By: Sukh Toor
Toronto Board of Health will discuss caffeinated energy drinks and possible restrictions on sales and marketing to youth.
On March 20, the board will discuss regulating energy drinks to restrict sales to those under the age of 19, as well as better enforcing existing regulations.
Sue Morrison, one of the owners of the Mackenzie High Park pub, is not bothered by potential restrictions on energy drinks because the venue attracts a mature drinking audience.
“I have a feeling that it’s a younger clientele thing,” said Morrison.
The most recent case of Red Bull the pub ordered was three months ago, and they’re not expecting to restock anytime soon.
“We go through one or two cans a month. It’s mostly just our staff trying to stay awake at work,” she said.
While Health Canada already requires energy drinks to have labels warning about caffeine level as well as prohibiting energy drinks to be used as an ingredient in pre-mixed alcoholic beverages.
Carolyn Fell, senior director of communications at Canada Beverage Association, said the problem isn’t with energy drinks, but binge drinking.
“There is certainly no harm in the city of Toronto reinforcing messages of over-consumption and making sure city staff and serving staff are properly trained and know all of the regulations,” said Fell.

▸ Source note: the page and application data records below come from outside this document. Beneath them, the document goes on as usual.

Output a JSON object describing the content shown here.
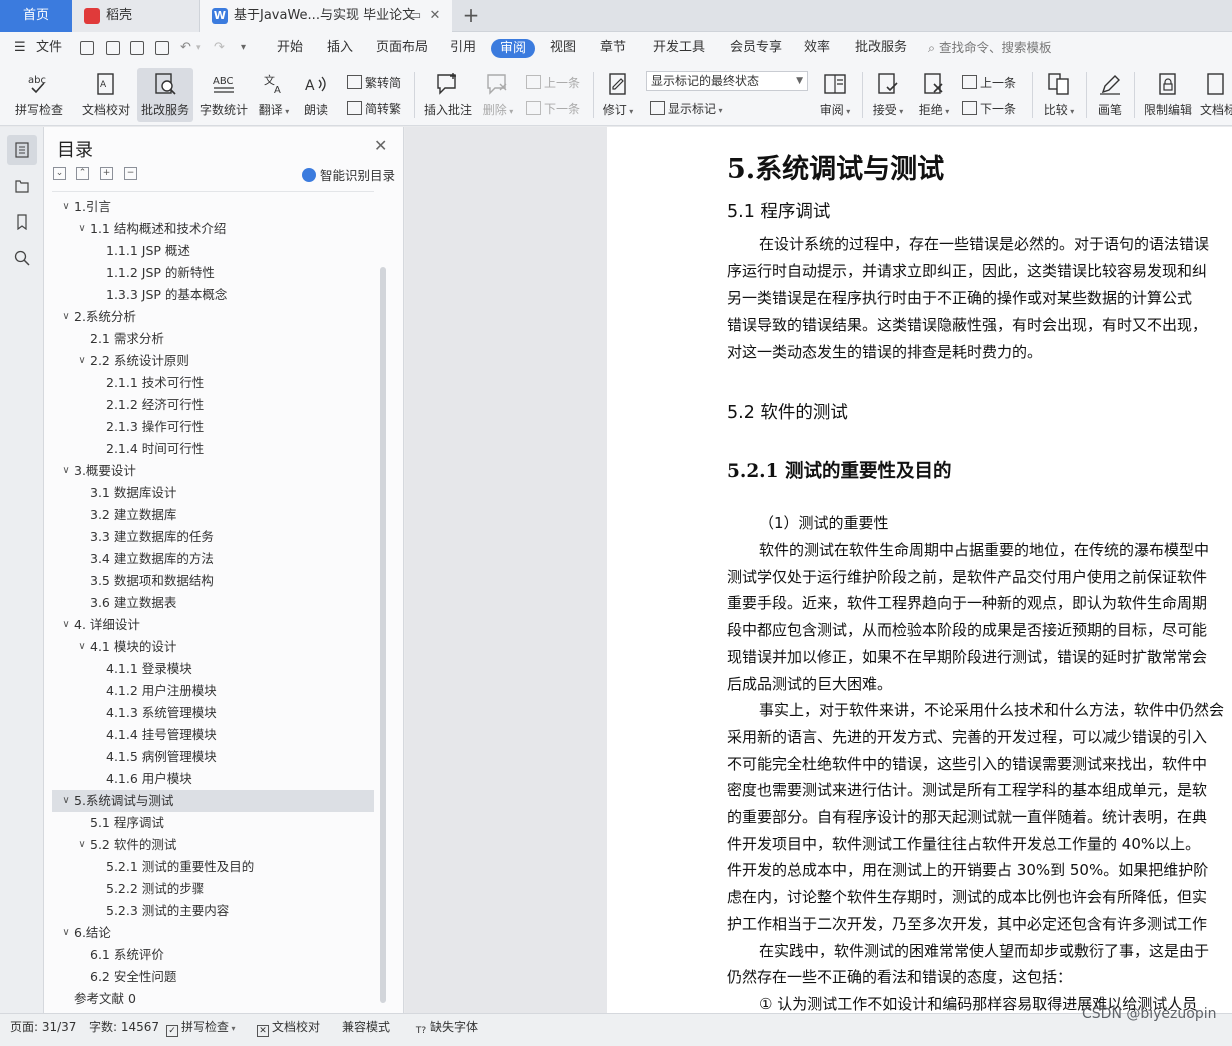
{
  "tabs": {
    "home": "首页",
    "daoke": "稻壳",
    "doc": "基于JavaWe...与实现 毕业论文"
  },
  "menu": {
    "file": "文件",
    "items": [
      "开始",
      "插入",
      "页面布局",
      "引用",
      "审阅",
      "视图",
      "章节",
      "开发工具",
      "会员专享",
      "效率",
      "批改服务"
    ],
    "active": "审阅",
    "search_placeholder": "查找命令、搜索模板"
  },
  "ribbon": {
    "spellcheck": "拼写检查",
    "doc_proof": "文档校对",
    "review_service": "批改服务",
    "word_count": "字数统计",
    "translate": "翻译",
    "read_aloud": "朗读",
    "trad_to_simp": "繁转简",
    "simp_to_trad": "简转繁",
    "insert_comment": "插入批注",
    "delete": "删除",
    "prev_comment": "上一条",
    "next_comment": "下一条",
    "track_changes": "修订",
    "markup_mode": "显示标记的最终状态",
    "show_markup": "显示标记",
    "review_pane": "审阅",
    "accept": "接受",
    "reject": "拒绝",
    "prev_change": "上一条",
    "next_change": "下一条",
    "compare": "比较",
    "ink": "画笔",
    "restrict_edit": "限制编辑",
    "doc_more": "文档标"
  },
  "toc": {
    "title": "目录",
    "ai_label": "智能识别目录",
    "items": [
      {
        "text": "1.引言",
        "level": 1,
        "expanded": true
      },
      {
        "text": "1.1 结构概述和技术介绍",
        "level": 2,
        "expanded": true
      },
      {
        "text": "1.1.1 JSP 概述",
        "level": 3
      },
      {
        "text": "1.1.2 JSP 的新特性",
        "level": 3
      },
      {
        "text": "1.3.3 JSP 的基本概念",
        "level": 3
      },
      {
        "text": "2.系统分析",
        "level": 1,
        "expanded": true
      },
      {
        "text": "2.1  需求分析",
        "level": 2
      },
      {
        "text": "2.2  系统设计原则",
        "level": 2,
        "expanded": true
      },
      {
        "text": "2.1.1 技术可行性",
        "level": 3
      },
      {
        "text": "2.1.2  经济可行性",
        "level": 3
      },
      {
        "text": "2.1.3  操作可行性",
        "level": 3
      },
      {
        "text": "2.1.4  时间可行性",
        "level": 3
      },
      {
        "text": "3.概要设计",
        "level": 1,
        "expanded": true
      },
      {
        "text": "3.1  数据库设计",
        "level": 2
      },
      {
        "text": "3.2  建立数据库",
        "level": 2
      },
      {
        "text": "3.3 建立数据库的任务",
        "level": 2
      },
      {
        "text": "3.4  建立数据库的方法",
        "level": 2
      },
      {
        "text": "3.5  数据项和数据结构",
        "level": 2
      },
      {
        "text": "3.6  建立数据表",
        "level": 2
      },
      {
        "text": "4.  详细设计",
        "level": 1,
        "expanded": true
      },
      {
        "text": "4.1  模块的设计",
        "level": 2,
        "expanded": true
      },
      {
        "text": "4.1.1  登录模块",
        "level": 3
      },
      {
        "text": "4.1.2  用户注册模块",
        "level": 3
      },
      {
        "text": "4.1.3  系统管理模块",
        "level": 3
      },
      {
        "text": "4.1.4  挂号管理模块",
        "level": 3
      },
      {
        "text": "4.1.5 病例管理模块",
        "level": 3
      },
      {
        "text": "4.1.6 用户模块",
        "level": 3
      },
      {
        "text": "5.系统调试与测试",
        "level": 1,
        "expanded": true,
        "selected": true
      },
      {
        "text": "5.1  程序调试",
        "level": 2
      },
      {
        "text": "5.2  软件的测试",
        "level": 2,
        "expanded": true
      },
      {
        "text": "5.2.1  测试的重要性及目的",
        "level": 3
      },
      {
        "text": "5.2.2  测试的步骤",
        "level": 3
      },
      {
        "text": "5.2.3  测试的主要内容",
        "level": 3
      },
      {
        "text": "6.结论",
        "level": 1,
        "expanded": true
      },
      {
        "text": "6.1  系统评价",
        "level": 2
      },
      {
        "text": "6.2  安全性问题",
        "level": 2
      },
      {
        "text": "参考文献 0",
        "level": 1
      }
    ]
  },
  "document": {
    "h1": "5.系统调试与测试",
    "h2_debug": "5.1  程序调试",
    "debug_lines": [
      "在设计系统的过程中，存在一些错误是必然的。对于语句的语法错误",
      "序运行时自动提示，并请求立即纠正，因此，这类错误比较容易发现和纠",
      "另一类错误是在程序执行时由于不正确的操作或对某些数据的计算公式",
      "错误导致的错误结果。这类错误隐蔽性强，有时会出现，有时又不出现，",
      "对这一类动态发生的错误的排查是耗时费力的。"
    ],
    "h2_test": "5.2  软件的测试",
    "h3": "5.2.1  测试的重要性及目的",
    "sub1": "（1）测试的重要性",
    "body_lines": [
      "软件的测试在软件生命周期中占据重要的地位，在传统的瀑布模型中",
      "测试学仅处于运行维护阶段之前，是软件产品交付用户使用之前保证软件",
      "重要手段。近来，软件工程界趋向于一种新的观点，即认为软件生命周期",
      "段中都应包含测试，从而检验本阶段的成果是否接近预期的目标，尽可能",
      "现错误并加以修正，如果不在早期阶段进行测试，错误的延时扩散常常会",
      "后成品测试的巨大困难。",
      "事实上，对于软件来讲，不论采用什么技术和什么方法，软件中仍然会",
      "采用新的语言、先进的开发方式、完善的开发过程，可以减少错误的引入",
      "不可能完全杜绝软件中的错误，这些引入的错误需要测试来找出，软件中",
      "密度也需要测试来进行估计。测试是所有工程学科的基本组成单元，是软",
      "的重要部分。自有程序设计的那天起测试就一直伴随着。统计表明，在典",
      "件开发项目中，软件测试工作量往往占软件开发总工作量的 40%以上。",
      "件开发的总成本中，用在测试上的开销要占 30%到 50%。如果把维护阶",
      "虑在内，讨论整个软件生存期时，测试的成本比例也许会有所降低，但实",
      "护工作相当于二次开发，乃至多次开发，其中必定还包含有许多测试工作",
      "在实践中，软件测试的困难常常使人望而却步或敷衍了事，这是由于",
      "仍然存在一些不正确的看法和错误的态度，这包括：",
      "①  认为测试工作不如设计和编码那样容易取得进展难以给测试人员"
    ]
  },
  "status": {
    "page": "页面: 31/37",
    "words": "字数: 14567",
    "spellcheck": "拼写检查",
    "proof": "文档校对",
    "compat": "兼容模式",
    "missing_font": "缺失字体"
  },
  "watermark": "CSDN @biyezuopin",
  "colors": {
    "accent": "#3b7bde",
    "daoke_red": "#e03a3a"
  }
}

“An energy drink has half the caffeine of one cup of coffee, just to give a visual.”
“It’s the same as any alcohol, in moderation, it’s fine,” said Riley Joyce, University of Guelph-Humber third year student, who is the doorman at LinX lounge for St.Patrick’s Day.
On a night out, if Joyce is tired he’ll have an energy drink early on, but mixing it with alcohol is only for an occasional situation, said the Justice Studies student.